Additionally, if the winters in your area are particularly harsh, they can damage the flower buds, causing them to fail to bloom come spring. Finally, sometimes hydrangeas simply take a year off from blooming for no specific reason – don’t worry though, they should be back to their normal selves next year!

How Do I Bring My Hydrangeas Back to Life?

If your hydrangeas are looking a little worse for the wear, don’t despair! With a little TLC, you can bring them back to life and enjoy their beauty all season long. Here’s what you need to do:

1. Check the soil. Hydrangeas need moist, well-drained soil to thrive. If the soil is dry or compacted, give it a good watering.

If the soil is soggy, try amending it with some sand or gravel to improve drainage. 2. Prune away any dead or dying branches. Cut these branches back to healthy wood and remove them from the plant altogether.

This will help encourage new growth and prevent disease from spreading. 3. Fertilize regularly. Use a balanced fertilizer formulated for blooming plants every 4-6 weeks during the growing season.

This will give your hydrangeas the nutrients they need to produce beautiful blooms all summer long! 4. Deadhead spent flowers regularly. This means removing any wilted or faded blossoms from the plant as soon as they occur.

Doing this allows the plant to focus its energy on producing new flowers rather than seed production (which requires less energy).

Why Do My Hydrangeas Look Dead?

If you have recently transplanted your hydrangea, it may look dead due to transplant shock. This is normal and simply means that the plant needs time to adjust to its new environment. Be patient and give your hydrangea plenty of water; it should soon recover.

Other reasons why your hydrangea might look dead include: 1) Lack of water – Hydrangeas are thirsty plants and need lots of water, especially during hot weather. Make sure you’re watering them regularly (preferably every day).

If the soil is dry, give them a good soaking. 2) Too much sun – Hydrangeas prefer shady spots and can scorch in direct sunlight. Move them to a shadier location if possible.

3) Pests or diseases – Check your plants for signs of pests or disease such as aphids, scale insects, powdery mildew etc. Treat accordingly if necessary.


Hydrangeas are a popular flowering shrub, but sometimes they fail to leaf out in the spring. There are several possible reasons for this: 1. The plant is too young.

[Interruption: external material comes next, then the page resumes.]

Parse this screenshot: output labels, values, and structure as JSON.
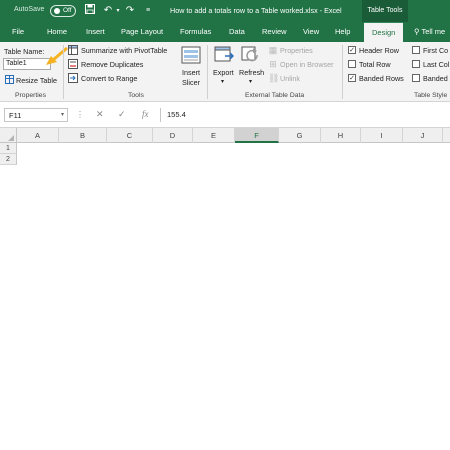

Hydrangeas need to be at least three years old before they will leaf out reliably in the spring. 2. The plant is stressed. Hydrangeas can be stressed by factors such as drought, excessive heat or cold, or damage from insects or diseases.

Stress can cause the plants to go into dormancy and fail to leaf out in the spring. 3. The plant is rootbound. If a hydrant is planted in a pot that is too small, its roots can become bound up and unable to access nutrients and water properly.

This can lead to the plant failing to leaf out in the spring. 4. The plant needs more light. Hydrangeas prefer shady conditions, but if they do not get enough light they may fail to leaf out in the springtime.

Try moving your plant to a brighter location and see if that helps! 5. The soil is too dry or too wet . Soil that is either too dry or too wet can stress hydratea plants and cause them not tp pdant lieferinhg eprisnbg time .

Make sure you are watering your hydrangea regularly and check the soil moisture level before watering again . Add some organic matter such as compost to improve drainage if needed . 6 .

You pruned at the wrong time of year .